Extended ATX measures either 12 in. × 10.1 in. (305 mm. × 257 mm.) or 12 in. × 10.4 in. (305 mm × 264 mm) or 12 in. × 10.5 in (305 mm. × 267 mm.) or 12 in. × 10.7 in (305 mm. × 272 mm.)
Enhanced Extended ATX (EE-ATX) 13.68 in. × 13 in. (347 mm. × 330 mm.)
Ultra ATX measures 14.4 in. × 9.6 in (366 mm. × 244 mm.)
XL-ATX measures 13.5 in. × 10.3 in. (343 mm. × 262 mm.) or 13.58 in. × 10.31 in. (345 mm. × 262 mm.) or 13.6 in. × 10.4 in. (345 mm. × 264 mm.)
So, you can see that even if your case says it can house an Extended ATX, you need to know the exact measurements of the case, so you choose a board that fits inside it. So, let’s look at the most common case sizes.
Case Size Options
You can choose from one of three standard sizes of cases, or from a fourth option, referred to as a smaller form factor(SFF). As creative as computer manufacturers sometimes get with names, they didn’t manage it with form factor names for cases. Just as it sounds, it is smaller than the others.
Smaller Form Factor Cases
These towers vary in size, but a few things stay the same. You’ll only have space for one graphics card and two expansion slots. These towers only provide space for one to three drive bays. You can fit a mini-ITX motherboard in these.
Also referred to as a standard-sized case or full tower, you can purchase any size motherboard and it will fit in this size case. The most common choice would be a standard-sized ATX, but you could also use a Mini-ITX, MicroATX, or EATX. You’ll have room for up to eight case fans in this tower and three to four graphics cards.
In a mid-tower, you lose some flexibility on motherboard sizes. You can use a Mini-ITX, MicroATX, or ATX in these cases. You’ll still have room for three to eight case fans, up to three graphics cards, and five to seven expansion slots.
Also referred to as a mini-tower, your tiny case can only accommodate a tiny motherboard. Choose a mini-ITX or microATX to squeeze into this size box.
What Does This Mean for Your Shopping?

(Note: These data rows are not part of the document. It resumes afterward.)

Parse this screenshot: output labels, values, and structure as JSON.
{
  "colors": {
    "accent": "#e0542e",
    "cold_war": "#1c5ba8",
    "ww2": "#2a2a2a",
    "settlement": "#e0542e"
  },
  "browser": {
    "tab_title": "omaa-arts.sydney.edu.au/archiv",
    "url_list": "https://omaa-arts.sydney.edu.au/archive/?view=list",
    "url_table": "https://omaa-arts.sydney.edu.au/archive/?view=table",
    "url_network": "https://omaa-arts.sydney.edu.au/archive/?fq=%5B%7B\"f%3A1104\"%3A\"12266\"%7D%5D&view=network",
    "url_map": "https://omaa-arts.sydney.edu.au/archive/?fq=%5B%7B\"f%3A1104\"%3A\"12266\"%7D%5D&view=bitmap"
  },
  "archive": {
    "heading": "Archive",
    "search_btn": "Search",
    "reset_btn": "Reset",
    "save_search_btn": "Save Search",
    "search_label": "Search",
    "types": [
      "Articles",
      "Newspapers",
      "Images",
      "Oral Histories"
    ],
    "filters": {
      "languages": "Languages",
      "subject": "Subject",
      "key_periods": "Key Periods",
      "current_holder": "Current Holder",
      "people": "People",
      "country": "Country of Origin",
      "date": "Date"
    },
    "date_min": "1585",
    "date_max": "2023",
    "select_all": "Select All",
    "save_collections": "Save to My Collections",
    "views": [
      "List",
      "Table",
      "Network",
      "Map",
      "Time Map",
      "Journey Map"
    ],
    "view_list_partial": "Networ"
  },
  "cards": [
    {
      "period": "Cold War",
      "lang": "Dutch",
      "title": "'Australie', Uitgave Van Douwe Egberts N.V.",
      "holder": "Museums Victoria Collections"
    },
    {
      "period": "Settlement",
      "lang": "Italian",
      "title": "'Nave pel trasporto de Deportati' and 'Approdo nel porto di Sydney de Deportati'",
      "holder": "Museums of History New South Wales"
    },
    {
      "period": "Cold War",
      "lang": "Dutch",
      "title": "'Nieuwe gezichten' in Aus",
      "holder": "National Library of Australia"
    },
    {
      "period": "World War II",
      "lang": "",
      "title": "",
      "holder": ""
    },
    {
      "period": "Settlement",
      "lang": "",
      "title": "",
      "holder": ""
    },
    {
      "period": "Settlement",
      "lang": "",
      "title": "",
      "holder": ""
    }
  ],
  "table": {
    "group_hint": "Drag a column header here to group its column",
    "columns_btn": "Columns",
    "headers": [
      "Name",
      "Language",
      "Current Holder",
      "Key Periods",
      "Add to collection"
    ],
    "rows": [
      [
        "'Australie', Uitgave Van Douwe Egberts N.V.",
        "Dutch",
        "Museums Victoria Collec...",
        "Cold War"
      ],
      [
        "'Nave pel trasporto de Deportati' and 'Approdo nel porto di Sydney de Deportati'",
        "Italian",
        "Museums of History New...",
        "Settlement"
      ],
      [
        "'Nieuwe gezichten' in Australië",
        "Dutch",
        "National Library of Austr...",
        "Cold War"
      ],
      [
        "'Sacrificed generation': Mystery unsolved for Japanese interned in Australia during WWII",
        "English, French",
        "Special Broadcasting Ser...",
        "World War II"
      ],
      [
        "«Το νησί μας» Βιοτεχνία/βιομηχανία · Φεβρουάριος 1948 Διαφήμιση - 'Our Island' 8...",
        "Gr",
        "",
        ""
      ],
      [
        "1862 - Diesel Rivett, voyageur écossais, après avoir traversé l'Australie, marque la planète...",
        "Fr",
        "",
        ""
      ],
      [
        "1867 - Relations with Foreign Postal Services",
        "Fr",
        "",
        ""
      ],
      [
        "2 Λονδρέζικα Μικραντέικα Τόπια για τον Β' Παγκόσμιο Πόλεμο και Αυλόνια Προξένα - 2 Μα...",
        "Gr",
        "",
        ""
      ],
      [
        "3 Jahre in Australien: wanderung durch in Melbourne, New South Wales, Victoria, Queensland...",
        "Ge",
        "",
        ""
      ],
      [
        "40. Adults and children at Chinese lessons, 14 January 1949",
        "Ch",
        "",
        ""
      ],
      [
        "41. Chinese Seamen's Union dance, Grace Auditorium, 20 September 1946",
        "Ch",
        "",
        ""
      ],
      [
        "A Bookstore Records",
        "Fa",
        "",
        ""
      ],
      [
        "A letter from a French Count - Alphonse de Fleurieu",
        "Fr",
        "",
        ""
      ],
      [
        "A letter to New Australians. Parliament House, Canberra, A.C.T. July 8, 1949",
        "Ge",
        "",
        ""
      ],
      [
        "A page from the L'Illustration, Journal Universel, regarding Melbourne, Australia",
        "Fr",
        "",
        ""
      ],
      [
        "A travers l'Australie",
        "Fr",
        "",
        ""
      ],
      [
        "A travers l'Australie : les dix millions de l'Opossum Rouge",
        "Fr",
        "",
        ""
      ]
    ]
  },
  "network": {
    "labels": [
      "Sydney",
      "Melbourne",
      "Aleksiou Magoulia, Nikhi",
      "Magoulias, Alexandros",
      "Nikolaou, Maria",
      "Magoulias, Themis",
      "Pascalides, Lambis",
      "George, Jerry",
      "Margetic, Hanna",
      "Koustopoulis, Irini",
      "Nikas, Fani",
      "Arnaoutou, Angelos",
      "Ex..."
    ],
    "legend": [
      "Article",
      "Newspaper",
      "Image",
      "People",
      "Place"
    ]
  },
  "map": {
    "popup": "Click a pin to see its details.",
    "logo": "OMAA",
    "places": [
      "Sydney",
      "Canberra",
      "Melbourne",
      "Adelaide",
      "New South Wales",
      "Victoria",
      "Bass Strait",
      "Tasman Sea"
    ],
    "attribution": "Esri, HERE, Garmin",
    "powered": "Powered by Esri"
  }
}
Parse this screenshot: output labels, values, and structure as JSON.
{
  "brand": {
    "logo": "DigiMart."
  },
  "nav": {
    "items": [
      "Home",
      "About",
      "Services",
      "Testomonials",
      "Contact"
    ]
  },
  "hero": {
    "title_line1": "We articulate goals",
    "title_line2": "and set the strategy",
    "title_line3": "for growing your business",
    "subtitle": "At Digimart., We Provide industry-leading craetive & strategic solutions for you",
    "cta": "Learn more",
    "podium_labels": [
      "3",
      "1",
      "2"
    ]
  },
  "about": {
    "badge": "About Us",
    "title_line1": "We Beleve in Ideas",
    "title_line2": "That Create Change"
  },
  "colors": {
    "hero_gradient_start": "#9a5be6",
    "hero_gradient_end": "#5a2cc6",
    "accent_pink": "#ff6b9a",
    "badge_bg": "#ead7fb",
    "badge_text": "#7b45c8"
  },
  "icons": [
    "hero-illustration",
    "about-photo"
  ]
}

Always think ahead before upgrading. What you purchase today will probably get outpaced next month. You may quickly want to upgrade. You purchase a standard case to start with, you can upgrade to any motherboard, as long as you have the power supply for it. Your motherboard typically plugs directly into your power supply.
Rather than considering what power users consider the top of the line now, consider what you would upgrade. Can the motherboard you choose accept memory upgrades? How much memory and of what type?
Here, your budget comes into play. The best choices of motherboard will let you zip through your computing needs now and upgrade later. High-end motherboards typically cost more than $250. They also only come in the standard ATX size.
Under $150, you sacrifice upgrades to affordability. This means you can buy these boards in mini, micro, or standard size, but you won’t get to overclock it, nor will your motherboard offer RGB lights, expansion slots, or an impressive heat sink.
All of those bells and whistles require more room. That’s why the top-of-the-line motherboards only come in standard ATX and cost you about $250 or more.
What if My Case Said a Form Factor Fits and It Doesn’t?
This can happen although it isn’t a good thing when it does. Manufacturers create the form factor specification stickers based upon the currently available models of each part. Occasionally, a manufacturer changes things after the sticker gets slapped on the box and sold.
You return the motherboard to the vendor from which you purchased it and exchange it for a different one. Knowing which one to buy comes down to doing a bit of research online if you had to return an ill-fitting or just-not-fitting-in motherboard.